The secret, though, lies not in Betts’ swing but in when he chooses to swing. On the surface, nothing appears to be all that different between his approach last year and this year. His walk and strikeout rates are virtually unchanged, as are the majority of his swing and contact percentages. And one of the hardest men in baseball to get a swing-and-miss from remains so this season, with a swinging-strike rate of 4.3% that ranks fifth lowest in the majors.
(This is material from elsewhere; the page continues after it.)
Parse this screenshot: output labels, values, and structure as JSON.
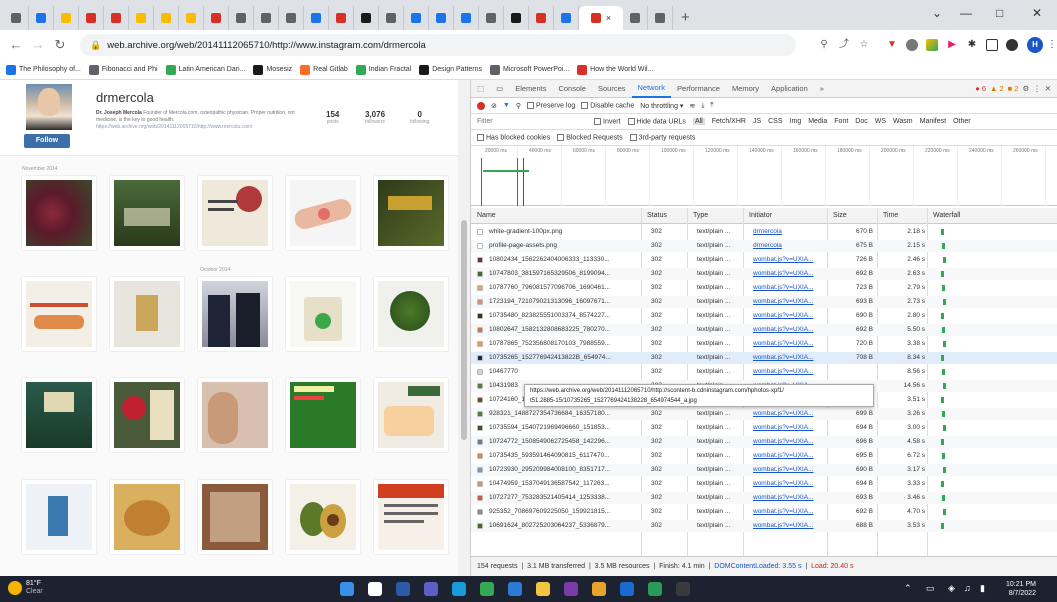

There is one stat that stands out, though, and it holds the key to Betts’ brilliant season. That’s his percentage of swings in the strike zone, which has increased five points from last year, 53.8 to 58.8 (and in line with 2016’s 58.4). Last season’s figure was bottom-five in baseball (with teammate Xander Bogaerts dead last at 53%), and while Betts’ 58.8 in 2018 is still low compared to league leaders like teammate J.D. Martinez (83.3) or the free-swinging Javy Baez (82.9), it does represent a fundamental shift in his approach. For that, you can credit new manager Alex Cora, who challenged Betts this offseason to get more aggressive instead of simply taking strikes.
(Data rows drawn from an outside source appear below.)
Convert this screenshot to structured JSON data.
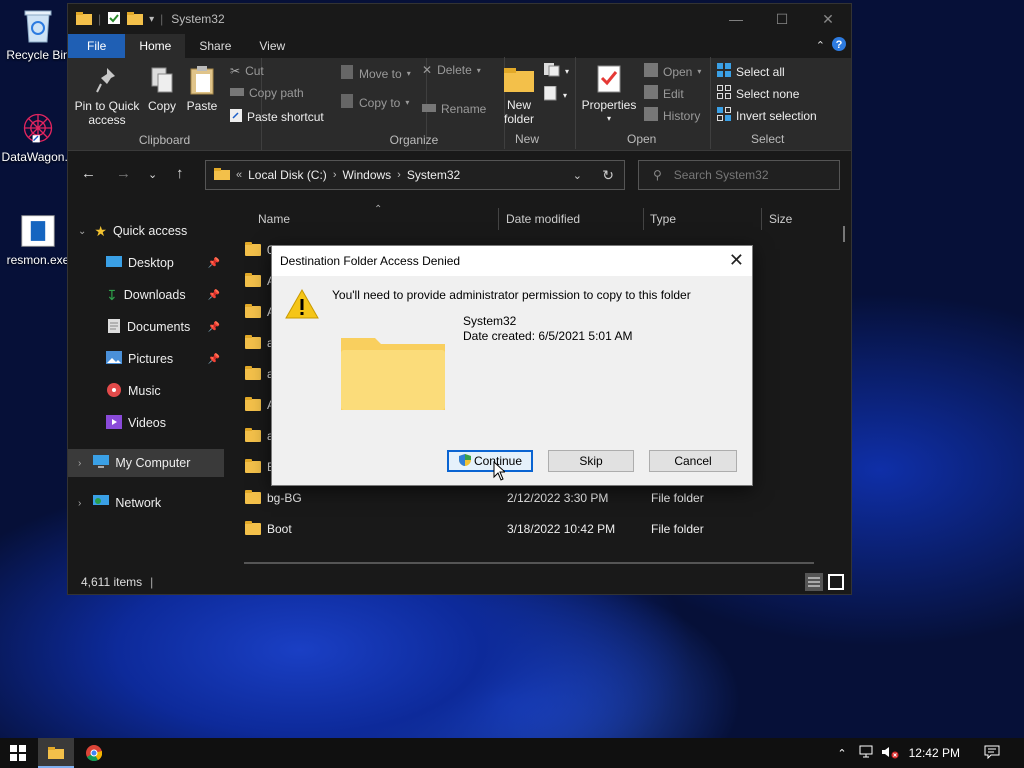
{
  "desktop": {
    "icons": [
      {
        "label": "Recycle Bin"
      },
      {
        "label": "DataWagon..."
      },
      {
        "label": "resmon.exe"
      }
    ]
  },
  "window": {
    "title": "System32",
    "tabs": {
      "file": "File",
      "home": "Home",
      "share": "Share",
      "view": "View"
    },
    "ribbon": {
      "clipboard": {
        "pin": "Pin to Quick access",
        "copy": "Copy",
        "paste": "Paste",
        "cut": "Cut",
        "copy_path": "Copy path",
        "paste_shortcut": "Paste shortcut",
        "label": "Clipboard"
      },
      "organize": {
        "move_to": "Move to",
        "copy_to": "Copy to",
        "delete": "Delete",
        "rename": "Rename",
        "label": "Organize"
      },
      "new": {
        "new_folder": "New folder",
        "label": "New"
      },
      "open": {
        "properties": "Properties",
        "open": "Open",
        "edit": "Edit",
        "history": "History",
        "label": "Open"
      },
      "select": {
        "select_all": "Select all",
        "select_none": "Select none",
        "invert": "Invert selection",
        "label": "Select"
      }
    },
    "address": {
      "crumbs": [
        "Local Disk (C:)",
        "Windows",
        "System32"
      ]
    },
    "search": {
      "placeholder": "Search System32"
    },
    "nav": {
      "quick_access": "Quick access",
      "items": [
        "Desktop",
        "Downloads",
        "Documents",
        "Pictures",
        "Music",
        "Videos"
      ],
      "my_computer": "My Computer",
      "network": "Network"
    },
    "columns": {
      "name": "Name",
      "date": "Date modified",
      "type": "Type",
      "size": "Size"
    },
    "files": [
      {
        "name": "0"
      },
      {
        "name": "A"
      },
      {
        "name": "A"
      },
      {
        "name": "a"
      },
      {
        "name": "a"
      },
      {
        "name": "A"
      },
      {
        "name": "a"
      },
      {
        "name": "B"
      },
      {
        "name": "bg-BG",
        "date": "2/12/2022 3:30 PM",
        "type": "File folder"
      },
      {
        "name": "Boot",
        "date": "3/18/2022 10:42 PM",
        "type": "File folder"
      }
    ],
    "status": {
      "items": "4,611 items"
    }
  },
  "dialog": {
    "title": "Destination Folder Access Denied",
    "message": "You'll need to provide administrator permission to copy to this folder",
    "folder_name": "System32",
    "folder_date": "Date created: 6/5/2021 5:01 AM",
    "continue": "Continue",
    "skip": "Skip",
    "cancel": "Cancel"
  },
  "taskbar": {
    "time": "12:42 PM"
  },
  "colors": {
    "file_tab": "#1f5fb4",
    "folder": "#f3c04a",
    "dialog_default": "#0a64d2"
  }
}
The proof is in the heat maps. The first image is Betts’ swing percentage on all pitches seen in 2017; the second is from this season.
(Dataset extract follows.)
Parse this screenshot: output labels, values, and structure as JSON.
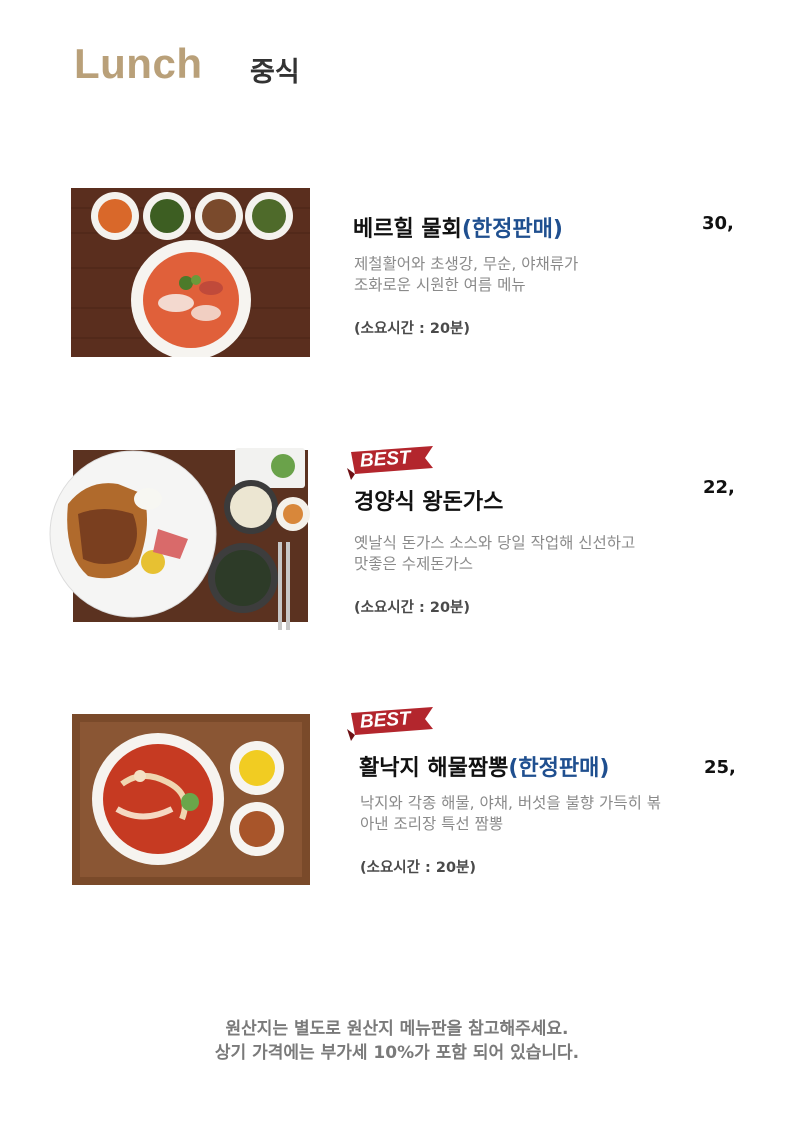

As the bloom of red in the middle and inner half of the plate makes clear, Betts is taking more hacks at pitches in the strike zone—and in particular, he’s swinging more often at pitches in the middle of the plate. Going after belt-high strikes is never a bad strategy, particularly when you have the wrist and bat speed that Betts does, allowing him to turn around high velocity. The results speak for themselves: Check out what Betts is doing to pitches in the middle and top box of the strike zone.
That’s a .609 average on those offerings. Where before Betts was content to let strikes go by, now he’s looking to attack. And when he does get a pitch to hit, he’s unloading on it, pulling the ball (his pull percentage is at 50.5% this year, his highest ever and a nine-point jump from his career mark of 41.4) and putting it into the air for maximum damage.
Now the question becomes how long can Betts keep this up. Pitchers will likely adjust, giving Betts fewer pitches in the zone or trying to get him to chase. But he’s one of the game’s most patient hitters, with an outside-swing percentage of just 20, 11th-lowest in the majors. Whatever happens, though, the Red Sox need him to stay hot. Despite a 17–2 start to the season, Boston has slumped of late, going 8–7 in its last 15 games, and maintains a slim one-game lead in the AL East over the unstoppable Yankees, who have ripped off 15 wins in their last 16 games—and wouldn’t you know it, the two teams start a three-game series at Yankee Stadium on Tuesday. Holding off New York for a third straight division crown will be a team effort, but Betts will likely have to lead the charge.
So long as Mike Trout draws breath, the honor of best player in baseball is his and his alone. Even with Betts’ ludicrous start to the year, he’s still 0.5 WAR behind Trout for first place in that category, and the two-time MVP is putting up his own insane numbers so far this year, hitting .336/.458/.720 with 12 homers, six steals and 28 walks. In this current universe, every other player is fighting to be second best behind him. But this new and somehow improved version of Betts may have a leg up on everyone else in the scrum.